Online and Social
The trailer greets you when you open the movie’s official website, which you should watch again because it’s pretty good. At the top of the page are buttons to watch it again or get tickets along with links to the movie’s Facebook, Twitter and Instagram profiles.
There’s a menu on the left but you can navigate to all the content by simply scrolling down the page as well. “About” is the first section, which includes a Synopsis and a Director’s Statement from Peter Landesman where he explains how he got involved and what resonated with him most about the story.
The “Cast” and “Filmmakers” sections offer not just the usual lists but more biographical details about each individual when you click on their names.

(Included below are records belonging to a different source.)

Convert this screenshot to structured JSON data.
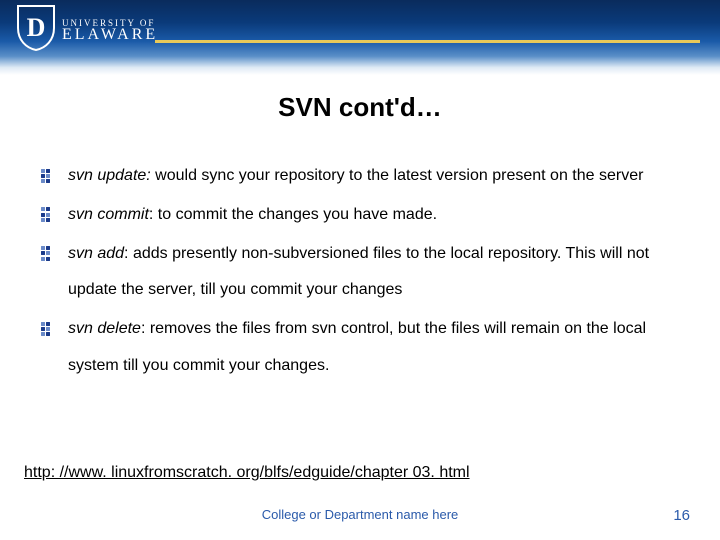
{
  "header": {
    "logo_line1": "UNIVERSITY OF",
    "logo_line2": "ELAWARE"
  },
  "title": "SVN cont'd…",
  "bullets": [
    {
      "cmd": "svn  update:",
      "body": " would sync your  repository to the latest version present on the server"
    },
    {
      "cmd": "svn commit",
      "body": ": to commit the changes you have made."
    },
    {
      "cmd": "svn add",
      "body": ": adds presently non-subversioned files to the local repository. This will not update the server, till you commit your changes"
    },
    {
      "cmd": "svn delete",
      "body": ": removes the files from svn control, but the files will remain on the local system till you commit your changes."
    }
  ],
  "link": "http: //www. linuxfromscratch. org/blfs/edguide/chapter 03. html",
  "footer": "College or Department name here",
  "page_number": "16"
}
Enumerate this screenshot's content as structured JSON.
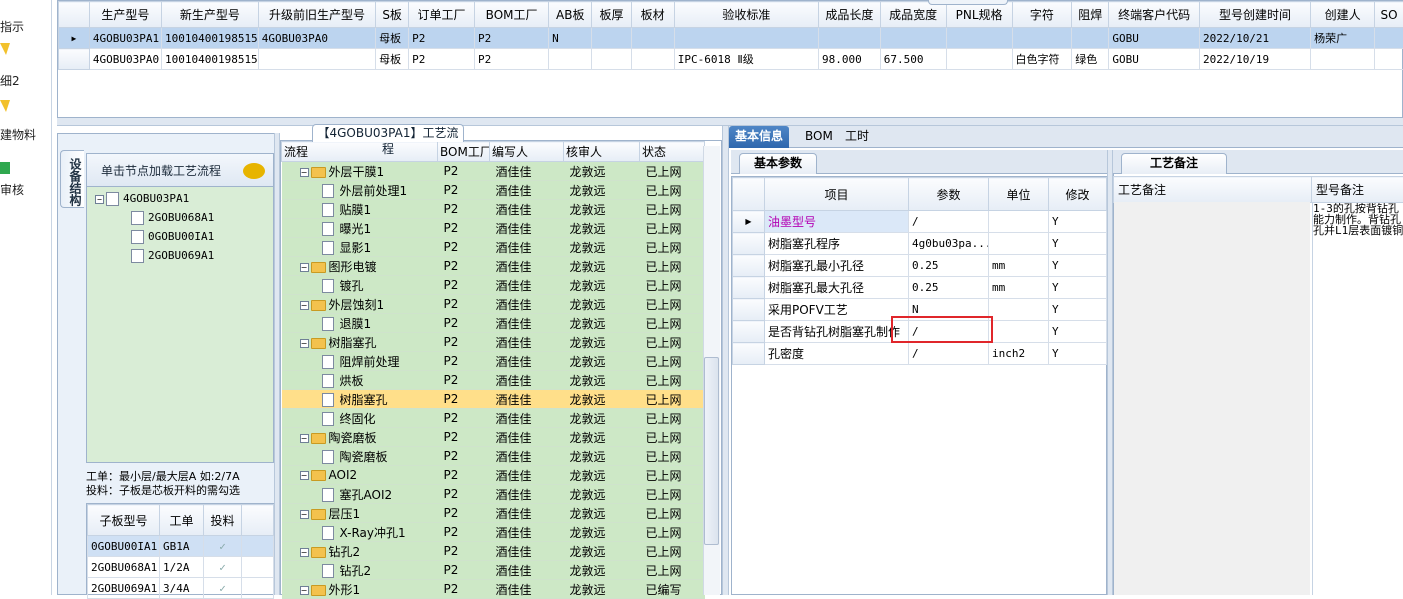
{
  "nav": {
    "items": [
      "指示",
      "细2",
      "建物料",
      "审核"
    ]
  },
  "top_grid": {
    "columns": [
      "生产型号",
      "新生产型号",
      "升级前旧生产型号",
      "S板",
      "订单工厂",
      "BOM工厂",
      "AB板",
      "板厚",
      "板材",
      "验收标准",
      "成品长度",
      "成品宽度",
      "PNL规格",
      "字符",
      "阻焊",
      "终端客户代码",
      "型号创建时间",
      "创建人",
      "SO"
    ],
    "rows": [
      [
        "4GOBU03PA1",
        "10010400198515",
        "4GOBU03PA0",
        "母板",
        "P2",
        "P2",
        "N",
        "",
        "",
        "",
        "",
        "",
        "",
        "",
        "",
        "GOBU",
        "2022/10/21",
        "杨荣广",
        ""
      ],
      [
        "4GOBU03PA0",
        "10010400198515",
        "",
        "母板",
        "P2",
        "P2",
        "",
        "",
        "",
        "IPC-6018 Ⅱ级",
        "98.000",
        "67.500",
        "",
        "白色字符",
        "绿色",
        "GOBU",
        "2022/10/19",
        "",
        ""
      ]
    ]
  },
  "left_panel": {
    "side_tab": "设备结构",
    "tree_header": "单击节点加载工艺流程",
    "tree": {
      "root": "4GOBU03PA1",
      "children": [
        "2GOBU068A1",
        "0GOBU00IA1",
        "2GOBU069A1"
      ]
    },
    "notes": [
      "工单：最小层/最大层A 如:2/7A",
      "投料：子板是芯板开料的需勾选"
    ],
    "sub_table": {
      "columns": [
        "子板型号",
        "工单",
        "投料"
      ],
      "rows": [
        [
          "0GOBU00IA1",
          "GB1A",
          "✓"
        ],
        [
          "2GOBU068A1",
          "1/2A",
          "✓"
        ],
        [
          "2GOBU069A1",
          "3/4A",
          "✓"
        ]
      ]
    }
  },
  "flow": {
    "title": "【4GOBU03PA1】工艺流程",
    "columns": [
      "流程",
      "BOM工厂",
      "编写人",
      "核审人",
      "状态"
    ],
    "rows": [
      {
        "name": "外层干膜1",
        "type": "folder",
        "bom": "P2",
        "writer": "酒佳佳",
        "reviewer": "龙敦远",
        "status": "已上网"
      },
      {
        "name": "外层前处理1",
        "type": "doc",
        "bom": "P2",
        "writer": "酒佳佳",
        "reviewer": "龙敦远",
        "status": "已上网"
      },
      {
        "name": "贴膜1",
        "type": "doc",
        "bom": "P2",
        "writer": "酒佳佳",
        "reviewer": "龙敦远",
        "status": "已上网"
      },
      {
        "name": "曝光1",
        "type": "doc",
        "bom": "P2",
        "writer": "酒佳佳",
        "reviewer": "龙敦远",
        "status": "已上网"
      },
      {
        "name": "显影1",
        "type": "doc",
        "bom": "P2",
        "writer": "酒佳佳",
        "reviewer": "龙敦远",
        "status": "已上网"
      },
      {
        "name": "图形电镀",
        "type": "folder",
        "bom": "P2",
        "writer": "酒佳佳",
        "reviewer": "龙敦远",
        "status": "已上网"
      },
      {
        "name": "镀孔",
        "type": "doc",
        "bom": "P2",
        "writer": "酒佳佳",
        "reviewer": "龙敦远",
        "status": "已上网"
      },
      {
        "name": "外层蚀刻1",
        "type": "folder",
        "bom": "P2",
        "writer": "酒佳佳",
        "reviewer": "龙敦远",
        "status": "已上网"
      },
      {
        "name": "退膜1",
        "type": "doc",
        "bom": "P2",
        "writer": "酒佳佳",
        "reviewer": "龙敦远",
        "status": "已上网"
      },
      {
        "name": "树脂塞孔",
        "type": "folder",
        "bom": "P2",
        "writer": "酒佳佳",
        "reviewer": "龙敦远",
        "status": "已上网"
      },
      {
        "name": "阻焊前处理",
        "type": "doc",
        "bom": "P2",
        "writer": "酒佳佳",
        "reviewer": "龙敦远",
        "status": "已上网"
      },
      {
        "name": "烘板",
        "type": "doc",
        "bom": "P2",
        "writer": "酒佳佳",
        "reviewer": "龙敦远",
        "status": "已上网"
      },
      {
        "name": "树脂塞孔",
        "type": "doc",
        "bom": "P2",
        "writer": "酒佳佳",
        "reviewer": "龙敦远",
        "status": "已上网",
        "selected": true
      },
      {
        "name": "终固化",
        "type": "doc",
        "bom": "P2",
        "writer": "酒佳佳",
        "reviewer": "龙敦远",
        "status": "已上网"
      },
      {
        "name": "陶瓷磨板",
        "type": "folder",
        "bom": "P2",
        "writer": "酒佳佳",
        "reviewer": "龙敦远",
        "status": "已上网"
      },
      {
        "name": "陶瓷磨板",
        "type": "doc",
        "bom": "P2",
        "writer": "酒佳佳",
        "reviewer": "龙敦远",
        "status": "已上网"
      },
      {
        "name": "AOI2",
        "type": "folder",
        "bom": "P2",
        "writer": "酒佳佳",
        "reviewer": "龙敦远",
        "status": "已上网"
      },
      {
        "name": "塞孔AOI2",
        "type": "doc",
        "bom": "P2",
        "writer": "酒佳佳",
        "reviewer": "龙敦远",
        "status": "已上网"
      },
      {
        "name": "层压1",
        "type": "folder",
        "bom": "P2",
        "writer": "酒佳佳",
        "reviewer": "龙敦远",
        "status": "已上网"
      },
      {
        "name": "X-Ray冲孔1",
        "type": "doc",
        "bom": "P2",
        "writer": "酒佳佳",
        "reviewer": "龙敦远",
        "status": "已上网"
      },
      {
        "name": "钻孔2",
        "type": "folder",
        "bom": "P2",
        "writer": "酒佳佳",
        "reviewer": "龙敦远",
        "status": "已上网"
      },
      {
        "name": "钻孔2",
        "type": "doc",
        "bom": "P2",
        "writer": "酒佳佳",
        "reviewer": "龙敦远",
        "status": "已上网"
      },
      {
        "name": "外形1",
        "type": "folder",
        "bom": "P2",
        "writer": "酒佳佳",
        "reviewer": "龙敦远",
        "status": "已编写"
      }
    ]
  },
  "right_tabs": [
    "基本信息",
    "BOM",
    "工时"
  ],
  "basic_params": {
    "tab": "基本参数",
    "columns": [
      "项目",
      "参数",
      "单位",
      "修改"
    ],
    "rows": [
      [
        "油墨型号",
        "/",
        "",
        "Y"
      ],
      [
        "树脂塞孔程序",
        "4g0bu03pa...",
        "",
        "Y"
      ],
      [
        "树脂塞孔最小孔径",
        "0.25",
        "mm",
        "Y"
      ],
      [
        "树脂塞孔最大孔径",
        "0.25",
        "mm",
        "Y"
      ],
      [
        "采用POFV工艺",
        "N",
        "",
        "Y"
      ],
      [
        "是否背钻孔树脂塞孔制作",
        "/",
        "",
        "Y"
      ],
      [
        "孔密度",
        "/",
        "inch2",
        "Y"
      ]
    ]
  },
  "craft_notes": {
    "tab": "工艺备注",
    "columns": [
      "工艺备注",
      "型号备注"
    ],
    "model_note": "1-3的孔按背钻孔\n能力制作。背钻孔\n孔并L1层表面镀铜"
  },
  "colors": {
    "accent": "#2e67ad",
    "tree_bg": "#cde8c6",
    "selected_row": "#ffdf8a",
    "highlight_box": "#e0262b"
  }
}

“The History” is a great section that offers some backgrounds and details on the real life people whose stories are being told in the film, including Felt, those at the Post and others involved. You can scroll through the “Gallery” of over 20 stills and production photos.
Finally, the “Links” section has links to the IMDb pages of the main cast members and “Reviews” has a few pull quotes from positive write-ups of the movie.
Advertising and Cross-Promotions
Nothing here that I’ve seen, not even paid ads on Twitter.
Media and Publicity
A screening at the Toronto Film Festival generated overall positive buzz and word-of-mouth for the movie, with lots of people praising the story and Neeson’s performance in particular. While there Neeson talked about how he was kind of done with the action movie phase of his career, due largely to him getting a bit older.
A bit later the director, Peter Landesman, spoke about how he didn’t know who Mark Felt was or what he’d accomplished until he started working on this project.
Neeson made some TV appearances as well to talk about playing a historical figure who loomed so large, though almost completely unknown, in U.S. political history.
In subsequent interviews, Landesman would continue talking about how he was intrigued by the real story of Felt and why he took the actions he did. He also, of course, had to address how the story is still extraordinarily relevant today, especially given the current administration’s reputation for dirty dealings. Tony Goldwyn and Josh Lucas also spoke about their reasons for joining the movie as well as the relevancy the story still has today.
It’s natural that the publicity portion of the campaign would so often reference the shenanigans happening in Washington today. It may have forced Landesman and Neeson into some uncomfortably political conversations, but a story about the media taking down a President when the Feds won’t has too many parallels to our current world to ignore. Still, the director, in particular, tried to keep the focus on how this was more about the story you don’t know about the man many of us didn’t know of until 12 years ago but who changed the face of the politics nonetheless.
The rest of the marketing is a bit dry and stuffy, clearly selling the movie as a prestige release coming out in the early weeks of awards season. Neeson’s performance, of course, is at the core of the campaign, but it’s surprising that the studio couldn’t create a more compelling, relevant narrative for audiences to latch on to. I’m not suggesting it should have been misrepresented as a white-knuckle thriller, just that there could have been some stronger messaging offered. The lack of tagline or anything on the poster is particularly notable here.
Chris Thilk is a freelance writer and content strategist who lives in the Chicago suburbs.